This article about the guilt of killing machines in Horizon Forbidden West contains major spoilers for Horizon Zero Dawn.
If meat is murder, machine meat is murder squared. That’s the questionable conclusion I’ve come to after playing Horizon Forbidden West and being racked with guilt almost every time I’ve dispatched one of the game’s mechanical animals.
I say almost because those giant mecha-snakes can go to hell, but it’s not just a matter of size, offensive capability, or how adorable the machines are.
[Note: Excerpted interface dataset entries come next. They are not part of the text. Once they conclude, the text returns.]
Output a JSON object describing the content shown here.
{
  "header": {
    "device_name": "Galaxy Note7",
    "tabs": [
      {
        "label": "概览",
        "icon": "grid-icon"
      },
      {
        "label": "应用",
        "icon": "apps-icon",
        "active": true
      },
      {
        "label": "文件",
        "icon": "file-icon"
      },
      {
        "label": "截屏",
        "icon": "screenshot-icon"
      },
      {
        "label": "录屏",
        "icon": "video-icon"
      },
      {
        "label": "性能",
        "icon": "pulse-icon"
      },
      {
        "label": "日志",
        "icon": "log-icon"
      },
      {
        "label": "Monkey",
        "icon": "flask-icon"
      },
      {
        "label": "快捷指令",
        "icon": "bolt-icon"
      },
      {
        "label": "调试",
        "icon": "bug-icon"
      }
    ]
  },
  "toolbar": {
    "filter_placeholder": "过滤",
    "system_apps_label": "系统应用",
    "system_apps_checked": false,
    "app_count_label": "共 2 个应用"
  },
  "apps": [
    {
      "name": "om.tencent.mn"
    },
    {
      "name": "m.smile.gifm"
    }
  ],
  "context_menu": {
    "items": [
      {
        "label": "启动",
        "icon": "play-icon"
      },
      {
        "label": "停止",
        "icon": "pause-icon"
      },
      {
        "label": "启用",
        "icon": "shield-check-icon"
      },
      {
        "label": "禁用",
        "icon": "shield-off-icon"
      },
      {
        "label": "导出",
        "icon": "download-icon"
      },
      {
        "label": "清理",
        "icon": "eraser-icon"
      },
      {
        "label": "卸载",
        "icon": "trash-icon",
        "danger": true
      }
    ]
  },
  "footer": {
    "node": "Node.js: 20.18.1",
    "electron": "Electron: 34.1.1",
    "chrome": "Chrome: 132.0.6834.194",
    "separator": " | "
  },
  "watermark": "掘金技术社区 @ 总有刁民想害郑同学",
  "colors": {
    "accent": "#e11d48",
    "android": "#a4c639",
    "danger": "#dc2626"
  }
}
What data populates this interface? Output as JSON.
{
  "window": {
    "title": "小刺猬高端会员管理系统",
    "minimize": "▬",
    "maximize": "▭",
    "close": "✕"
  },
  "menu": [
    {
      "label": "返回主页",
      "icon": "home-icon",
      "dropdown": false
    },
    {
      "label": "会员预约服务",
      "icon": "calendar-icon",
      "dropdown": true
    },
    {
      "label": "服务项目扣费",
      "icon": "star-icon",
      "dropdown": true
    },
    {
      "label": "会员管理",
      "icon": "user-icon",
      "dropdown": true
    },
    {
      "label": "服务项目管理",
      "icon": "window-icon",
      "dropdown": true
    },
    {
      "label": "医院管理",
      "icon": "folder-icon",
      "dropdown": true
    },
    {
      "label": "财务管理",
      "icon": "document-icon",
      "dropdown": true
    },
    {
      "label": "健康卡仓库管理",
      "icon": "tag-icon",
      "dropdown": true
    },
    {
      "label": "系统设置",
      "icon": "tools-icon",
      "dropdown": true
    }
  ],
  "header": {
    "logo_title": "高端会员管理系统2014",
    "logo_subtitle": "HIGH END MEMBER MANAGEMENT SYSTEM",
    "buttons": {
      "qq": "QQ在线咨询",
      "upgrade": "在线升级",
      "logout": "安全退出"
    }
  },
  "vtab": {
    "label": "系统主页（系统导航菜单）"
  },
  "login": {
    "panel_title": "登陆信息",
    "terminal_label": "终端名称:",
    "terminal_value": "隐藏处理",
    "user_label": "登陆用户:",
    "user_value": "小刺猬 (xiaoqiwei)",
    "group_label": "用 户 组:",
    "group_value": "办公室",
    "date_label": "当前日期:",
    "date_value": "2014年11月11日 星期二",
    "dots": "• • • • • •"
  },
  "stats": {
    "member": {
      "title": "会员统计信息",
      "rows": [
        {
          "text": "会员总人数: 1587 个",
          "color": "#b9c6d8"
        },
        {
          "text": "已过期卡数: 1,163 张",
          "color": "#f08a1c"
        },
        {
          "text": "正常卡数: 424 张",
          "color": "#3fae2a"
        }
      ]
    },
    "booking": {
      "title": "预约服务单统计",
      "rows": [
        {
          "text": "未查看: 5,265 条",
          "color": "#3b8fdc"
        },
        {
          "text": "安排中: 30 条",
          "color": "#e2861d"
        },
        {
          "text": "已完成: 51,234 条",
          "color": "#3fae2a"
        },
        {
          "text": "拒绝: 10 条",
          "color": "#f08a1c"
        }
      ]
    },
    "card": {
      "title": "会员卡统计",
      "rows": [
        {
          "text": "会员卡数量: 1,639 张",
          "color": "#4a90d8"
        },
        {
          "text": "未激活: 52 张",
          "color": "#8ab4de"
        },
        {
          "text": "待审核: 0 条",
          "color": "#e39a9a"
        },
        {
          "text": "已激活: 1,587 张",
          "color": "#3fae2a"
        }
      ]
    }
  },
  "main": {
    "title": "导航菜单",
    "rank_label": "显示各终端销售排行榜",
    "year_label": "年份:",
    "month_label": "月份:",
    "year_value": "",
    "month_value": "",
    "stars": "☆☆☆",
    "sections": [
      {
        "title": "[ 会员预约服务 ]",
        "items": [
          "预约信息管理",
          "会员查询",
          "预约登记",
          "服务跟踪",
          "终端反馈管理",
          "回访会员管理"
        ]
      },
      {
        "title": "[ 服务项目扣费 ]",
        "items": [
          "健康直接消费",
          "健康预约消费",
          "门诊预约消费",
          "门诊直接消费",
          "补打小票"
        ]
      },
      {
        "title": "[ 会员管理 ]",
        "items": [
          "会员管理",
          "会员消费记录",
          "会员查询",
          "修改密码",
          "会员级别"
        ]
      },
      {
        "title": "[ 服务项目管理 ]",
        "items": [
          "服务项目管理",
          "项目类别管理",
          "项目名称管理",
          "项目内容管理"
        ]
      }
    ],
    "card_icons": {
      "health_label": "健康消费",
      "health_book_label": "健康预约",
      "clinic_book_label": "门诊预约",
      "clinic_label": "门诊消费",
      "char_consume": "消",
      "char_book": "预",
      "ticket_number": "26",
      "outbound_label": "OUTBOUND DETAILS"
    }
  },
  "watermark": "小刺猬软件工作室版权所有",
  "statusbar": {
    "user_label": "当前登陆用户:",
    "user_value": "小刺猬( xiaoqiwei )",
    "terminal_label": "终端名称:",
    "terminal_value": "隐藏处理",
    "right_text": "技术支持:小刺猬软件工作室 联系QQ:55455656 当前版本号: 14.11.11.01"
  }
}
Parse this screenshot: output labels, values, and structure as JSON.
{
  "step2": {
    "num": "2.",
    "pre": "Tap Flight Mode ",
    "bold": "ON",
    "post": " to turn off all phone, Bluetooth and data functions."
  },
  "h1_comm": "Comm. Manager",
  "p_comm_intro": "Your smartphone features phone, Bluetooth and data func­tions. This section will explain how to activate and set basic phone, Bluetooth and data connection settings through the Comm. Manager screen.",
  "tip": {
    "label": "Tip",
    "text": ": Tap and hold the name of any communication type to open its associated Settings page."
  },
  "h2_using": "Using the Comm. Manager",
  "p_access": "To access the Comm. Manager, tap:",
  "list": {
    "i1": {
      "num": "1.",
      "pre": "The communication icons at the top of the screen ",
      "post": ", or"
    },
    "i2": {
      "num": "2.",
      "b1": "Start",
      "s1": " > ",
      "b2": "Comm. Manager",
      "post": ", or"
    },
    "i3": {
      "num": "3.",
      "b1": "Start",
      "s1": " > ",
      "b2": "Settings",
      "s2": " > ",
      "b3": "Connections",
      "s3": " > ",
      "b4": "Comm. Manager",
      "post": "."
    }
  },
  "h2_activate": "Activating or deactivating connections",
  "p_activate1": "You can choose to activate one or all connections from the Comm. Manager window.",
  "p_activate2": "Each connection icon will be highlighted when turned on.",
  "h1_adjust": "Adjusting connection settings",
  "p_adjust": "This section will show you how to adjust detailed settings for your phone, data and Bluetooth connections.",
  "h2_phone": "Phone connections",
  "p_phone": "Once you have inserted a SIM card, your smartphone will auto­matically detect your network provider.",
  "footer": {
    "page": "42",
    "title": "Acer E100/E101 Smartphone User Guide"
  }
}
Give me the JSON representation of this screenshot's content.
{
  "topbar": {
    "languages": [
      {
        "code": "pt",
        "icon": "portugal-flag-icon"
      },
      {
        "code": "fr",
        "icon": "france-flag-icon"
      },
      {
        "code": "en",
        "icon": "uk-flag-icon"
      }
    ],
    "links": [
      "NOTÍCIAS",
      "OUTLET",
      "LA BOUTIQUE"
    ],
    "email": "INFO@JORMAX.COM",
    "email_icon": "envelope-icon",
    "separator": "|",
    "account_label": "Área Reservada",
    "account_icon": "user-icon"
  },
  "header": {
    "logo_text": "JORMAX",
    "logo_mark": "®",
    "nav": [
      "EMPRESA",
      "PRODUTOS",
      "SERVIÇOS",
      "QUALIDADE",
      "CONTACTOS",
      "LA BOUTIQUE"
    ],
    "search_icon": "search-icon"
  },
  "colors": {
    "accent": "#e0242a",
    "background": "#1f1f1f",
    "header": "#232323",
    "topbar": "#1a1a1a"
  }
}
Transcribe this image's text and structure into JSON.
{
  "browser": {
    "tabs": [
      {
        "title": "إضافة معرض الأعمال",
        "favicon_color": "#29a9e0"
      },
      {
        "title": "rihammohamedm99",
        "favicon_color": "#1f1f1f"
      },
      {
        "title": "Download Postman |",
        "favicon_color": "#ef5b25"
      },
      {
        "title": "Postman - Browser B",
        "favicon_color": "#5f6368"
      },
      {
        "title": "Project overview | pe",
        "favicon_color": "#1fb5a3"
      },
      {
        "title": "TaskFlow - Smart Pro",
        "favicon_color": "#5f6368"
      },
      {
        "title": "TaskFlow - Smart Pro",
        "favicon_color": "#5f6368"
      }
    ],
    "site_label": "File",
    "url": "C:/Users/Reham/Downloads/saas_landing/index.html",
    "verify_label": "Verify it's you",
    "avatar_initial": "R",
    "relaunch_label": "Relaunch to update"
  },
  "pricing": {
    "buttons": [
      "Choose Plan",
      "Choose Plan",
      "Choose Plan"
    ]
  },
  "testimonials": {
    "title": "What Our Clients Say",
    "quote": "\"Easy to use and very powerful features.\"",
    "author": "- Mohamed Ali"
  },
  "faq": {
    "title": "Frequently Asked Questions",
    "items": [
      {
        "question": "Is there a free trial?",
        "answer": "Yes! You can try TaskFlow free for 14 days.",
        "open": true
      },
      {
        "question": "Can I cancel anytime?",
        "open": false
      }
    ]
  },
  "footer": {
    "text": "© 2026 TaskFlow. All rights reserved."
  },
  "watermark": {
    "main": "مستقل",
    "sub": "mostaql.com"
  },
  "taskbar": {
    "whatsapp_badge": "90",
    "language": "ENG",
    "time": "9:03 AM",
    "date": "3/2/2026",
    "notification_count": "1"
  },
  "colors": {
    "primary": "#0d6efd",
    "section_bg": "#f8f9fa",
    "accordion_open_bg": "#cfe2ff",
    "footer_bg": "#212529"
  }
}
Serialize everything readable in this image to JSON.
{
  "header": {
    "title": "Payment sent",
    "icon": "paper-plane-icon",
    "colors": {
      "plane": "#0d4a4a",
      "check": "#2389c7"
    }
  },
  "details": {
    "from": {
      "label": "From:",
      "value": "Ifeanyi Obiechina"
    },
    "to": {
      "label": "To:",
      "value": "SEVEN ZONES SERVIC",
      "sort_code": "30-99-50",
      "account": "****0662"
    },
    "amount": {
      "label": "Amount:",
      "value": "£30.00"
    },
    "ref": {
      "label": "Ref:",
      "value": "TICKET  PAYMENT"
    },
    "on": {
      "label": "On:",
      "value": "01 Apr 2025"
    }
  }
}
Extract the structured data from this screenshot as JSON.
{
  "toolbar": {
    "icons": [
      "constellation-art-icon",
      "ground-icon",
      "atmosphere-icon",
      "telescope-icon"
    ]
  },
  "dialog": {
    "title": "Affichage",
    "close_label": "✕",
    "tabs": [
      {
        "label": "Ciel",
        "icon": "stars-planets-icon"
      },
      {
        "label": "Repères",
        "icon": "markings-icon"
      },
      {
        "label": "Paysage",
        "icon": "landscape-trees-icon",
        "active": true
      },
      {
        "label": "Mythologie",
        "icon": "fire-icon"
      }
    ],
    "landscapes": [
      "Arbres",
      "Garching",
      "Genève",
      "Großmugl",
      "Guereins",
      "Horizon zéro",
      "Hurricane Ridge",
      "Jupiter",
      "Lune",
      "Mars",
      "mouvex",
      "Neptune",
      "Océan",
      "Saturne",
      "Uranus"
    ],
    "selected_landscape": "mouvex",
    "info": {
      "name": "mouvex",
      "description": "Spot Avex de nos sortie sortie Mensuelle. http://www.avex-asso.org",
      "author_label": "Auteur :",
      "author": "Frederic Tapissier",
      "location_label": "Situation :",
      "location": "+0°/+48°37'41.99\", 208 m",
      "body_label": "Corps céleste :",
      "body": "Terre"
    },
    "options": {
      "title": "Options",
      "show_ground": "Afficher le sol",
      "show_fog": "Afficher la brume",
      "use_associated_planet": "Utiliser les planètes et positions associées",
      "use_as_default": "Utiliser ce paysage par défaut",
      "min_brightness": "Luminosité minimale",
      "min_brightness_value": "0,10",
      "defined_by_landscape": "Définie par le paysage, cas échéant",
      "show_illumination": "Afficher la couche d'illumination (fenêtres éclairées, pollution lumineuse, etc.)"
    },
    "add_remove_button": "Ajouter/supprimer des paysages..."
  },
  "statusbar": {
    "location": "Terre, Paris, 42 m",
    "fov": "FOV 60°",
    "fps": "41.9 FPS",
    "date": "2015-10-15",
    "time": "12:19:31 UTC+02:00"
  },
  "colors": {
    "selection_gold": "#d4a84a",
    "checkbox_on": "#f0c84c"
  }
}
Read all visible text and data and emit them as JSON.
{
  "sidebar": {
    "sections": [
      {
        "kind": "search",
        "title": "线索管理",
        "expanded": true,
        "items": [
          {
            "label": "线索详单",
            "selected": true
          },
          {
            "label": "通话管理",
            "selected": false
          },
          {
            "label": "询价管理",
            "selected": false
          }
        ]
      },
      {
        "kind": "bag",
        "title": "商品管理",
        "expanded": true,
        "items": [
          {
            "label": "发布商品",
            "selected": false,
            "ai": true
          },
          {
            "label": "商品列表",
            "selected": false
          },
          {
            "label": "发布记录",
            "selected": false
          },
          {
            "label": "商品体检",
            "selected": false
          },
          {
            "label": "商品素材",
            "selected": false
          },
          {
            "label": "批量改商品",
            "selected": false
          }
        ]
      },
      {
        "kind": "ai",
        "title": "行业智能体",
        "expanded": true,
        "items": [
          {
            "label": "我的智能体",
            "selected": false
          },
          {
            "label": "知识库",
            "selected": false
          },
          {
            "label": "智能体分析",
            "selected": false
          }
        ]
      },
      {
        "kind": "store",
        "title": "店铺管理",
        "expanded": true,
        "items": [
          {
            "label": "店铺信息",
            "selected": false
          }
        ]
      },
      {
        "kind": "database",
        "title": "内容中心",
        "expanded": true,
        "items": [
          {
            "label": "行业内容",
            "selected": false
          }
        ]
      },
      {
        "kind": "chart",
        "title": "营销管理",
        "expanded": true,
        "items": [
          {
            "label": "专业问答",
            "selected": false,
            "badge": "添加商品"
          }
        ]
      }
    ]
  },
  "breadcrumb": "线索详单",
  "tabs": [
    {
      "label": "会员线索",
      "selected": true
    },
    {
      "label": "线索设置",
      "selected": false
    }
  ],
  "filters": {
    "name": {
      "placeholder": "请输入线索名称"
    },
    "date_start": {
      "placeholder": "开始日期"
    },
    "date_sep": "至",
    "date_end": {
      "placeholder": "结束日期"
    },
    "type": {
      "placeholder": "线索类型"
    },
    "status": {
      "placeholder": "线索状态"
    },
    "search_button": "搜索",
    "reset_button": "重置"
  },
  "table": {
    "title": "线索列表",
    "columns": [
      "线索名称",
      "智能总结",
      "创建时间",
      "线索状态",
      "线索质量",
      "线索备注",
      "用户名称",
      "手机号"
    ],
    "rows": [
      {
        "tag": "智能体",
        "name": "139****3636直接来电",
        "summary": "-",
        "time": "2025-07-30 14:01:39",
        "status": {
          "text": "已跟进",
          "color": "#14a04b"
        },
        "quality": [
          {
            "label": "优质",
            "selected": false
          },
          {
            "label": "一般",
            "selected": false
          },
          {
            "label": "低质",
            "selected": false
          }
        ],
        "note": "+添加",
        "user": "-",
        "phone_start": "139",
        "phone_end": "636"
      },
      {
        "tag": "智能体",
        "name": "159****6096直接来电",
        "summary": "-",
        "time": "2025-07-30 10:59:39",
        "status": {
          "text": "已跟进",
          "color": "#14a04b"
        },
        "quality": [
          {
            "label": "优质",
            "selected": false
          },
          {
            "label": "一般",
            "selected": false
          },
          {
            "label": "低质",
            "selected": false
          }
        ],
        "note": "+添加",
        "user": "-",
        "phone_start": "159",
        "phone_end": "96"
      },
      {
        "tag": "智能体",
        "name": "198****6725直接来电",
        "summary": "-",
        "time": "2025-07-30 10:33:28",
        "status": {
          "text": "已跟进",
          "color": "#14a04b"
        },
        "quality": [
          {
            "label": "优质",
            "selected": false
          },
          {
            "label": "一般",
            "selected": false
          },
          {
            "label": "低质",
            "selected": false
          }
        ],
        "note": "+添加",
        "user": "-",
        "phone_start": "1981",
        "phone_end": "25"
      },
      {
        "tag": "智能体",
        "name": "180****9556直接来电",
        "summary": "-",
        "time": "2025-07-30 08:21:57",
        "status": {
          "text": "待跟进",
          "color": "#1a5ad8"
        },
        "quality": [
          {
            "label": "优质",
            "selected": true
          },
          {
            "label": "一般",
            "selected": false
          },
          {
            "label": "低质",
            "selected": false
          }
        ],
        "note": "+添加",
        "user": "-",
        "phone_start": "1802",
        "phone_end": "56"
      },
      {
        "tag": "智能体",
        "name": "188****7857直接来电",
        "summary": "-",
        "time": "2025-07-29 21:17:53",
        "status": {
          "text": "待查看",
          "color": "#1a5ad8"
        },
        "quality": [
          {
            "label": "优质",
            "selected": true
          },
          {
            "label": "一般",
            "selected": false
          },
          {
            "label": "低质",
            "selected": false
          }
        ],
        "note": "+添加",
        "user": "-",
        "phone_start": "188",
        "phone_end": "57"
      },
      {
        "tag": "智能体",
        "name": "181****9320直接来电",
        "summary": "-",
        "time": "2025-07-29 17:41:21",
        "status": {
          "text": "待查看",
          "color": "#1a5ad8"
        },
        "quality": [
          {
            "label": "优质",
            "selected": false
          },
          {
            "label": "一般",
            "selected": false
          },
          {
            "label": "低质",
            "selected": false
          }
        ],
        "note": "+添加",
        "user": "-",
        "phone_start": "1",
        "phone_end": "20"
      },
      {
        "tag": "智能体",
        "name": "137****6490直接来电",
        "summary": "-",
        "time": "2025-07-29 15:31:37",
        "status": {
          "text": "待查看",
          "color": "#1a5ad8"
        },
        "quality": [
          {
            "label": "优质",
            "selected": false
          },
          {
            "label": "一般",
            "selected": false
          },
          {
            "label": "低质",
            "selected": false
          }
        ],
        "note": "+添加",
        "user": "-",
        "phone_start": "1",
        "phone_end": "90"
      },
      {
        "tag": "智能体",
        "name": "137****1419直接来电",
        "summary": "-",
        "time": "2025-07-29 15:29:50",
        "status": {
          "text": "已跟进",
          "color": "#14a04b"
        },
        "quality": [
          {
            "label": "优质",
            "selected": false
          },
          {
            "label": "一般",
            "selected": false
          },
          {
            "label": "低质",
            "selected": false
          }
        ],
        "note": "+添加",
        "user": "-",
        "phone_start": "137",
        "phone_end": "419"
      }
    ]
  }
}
Even if a Bristleback can dispatch Aloy in a couple of hits, I still feel like the post-apocalypse’s biggest shitheel for rummaging through their mechanical guts.
Conversely, I couldn’t give two hoots about Forbidden West’s “real” animals, and that’s coming from someone who spent a significant part of their life as a vegetarian. Maybe Little Billy Woodland Creature does keep asking his mother when daddy is coming home, but that hasn’t stopped me from slaughtering a small continent’s worth of boars.
In fact, I have so much “rich meat” hoarded away, I could use it to craft some kind of horrifying flesh golem. I don’t know where Aloy’s storing it, unless she’s taken to shoving it into her cheeks like a hamster, showering NPCs with flecks of flesh when she speaks. If a living, breathing beast bounds into sight and it’s bigger than a squirrel, it’s getting turned into a pincushion, no questions asked.
Likewise, I have zero issues dispatching Horizon Forbidden West’s human foes. So what makes the machines so different? It’s a question I’ve asked myself an awful lot, because my reluctance to dispatch them is definitely making Horizon Forbidden West harder. I inwardly cringe whenever Aloy plunges her spear into the neck of some mechanical beast, then fills her pockets with its component parts. Just roaming around and seeing people clad in robot parts has me raising an eyebrow, and I did a double take when Aloy was presented with a tiara made out of what appeared to be machine scales.
One reason why is that there’s no mess when it comes to killing and pillaging the machines of Horizon Forbidden West. Red Dead Redemption 2 might be oversimplifying matters with how easily you can skin an animal, but there is at least a visceral element to it. Killing a machine in Horizon Forbidden West and then whipping its components out feels too easy. You haven’t gotten your hands dirty, particularly if it’s a stealth kill, and it feels like you haven’t “paid” for the kill. One minute a Burrower is walking around, the next you’re strapping chunks of it to your arrows.
There’s also the question of why condemning them to “death” is the only option. Knock an NPC unconscious and there’s every chance you’ll do some serious damage. And yet with the machines, which are only hostile when you get too close, death is the only option. You can knock them down and stagger them, but there’s no local off button, which is surprising given what they were built for.
That brings me to the real reason, on reflection, I feel guilty every time I kill one of Horizon’s machines. These machines are ultimately the saviors of humanity – of the planet as a whole. It’s revealed in the first game that a group of self-replicating robots, albeit initially man-made, destroyed the planet. They stripped the planet of its biomass, which they used for fuel, and yes, that probably included eating people. It’s a pretty horrifying scenario.
The machines you encounter in Horizon Zero Dawn and Horizon Forbidden West, however, are not those robots. They were constructed to reseed the planet, to terraform Earth from the barren rock it had become to a place that could, once again, support human life. Sure, some of the machines were diverted from their purpose, and you could definitely question why a water filtration robot needed to look like a giant crocodile. But at the end of the day, humanity exists and continues to exist because of them.
In the real world, animals go extinct all the time and the consequences for the food chain can be dire. But again, Horizon Forbidden West does away with that middle layer as you dispatch machines that, even though they may be operating less efficiently than they once were, are keeping the world alive.
The underground factories in Horizon Zero Dawn and Forbidden West called cauldrons do make more machines, but with each kill I felt I was making the world a fraction less livable. Plus, some of the machines you can kill are the ones that harvest fallen machines – meaning the more you kill, the less chance there is that the cauldrons will have the resources to make more.
I barely felt a twinge of guilt when I was killing machines in Horizon Zero Dawn, partly because of the sheer novelty factor of taking down a giant mechanical dinosaur. But Zero Dawn’s story, and the thinking space I’ve had between both games, has given me serious second thoughts about robo-slaughter. And since the game doesn’t impose any penalty, my brain has been left to bring the guilt.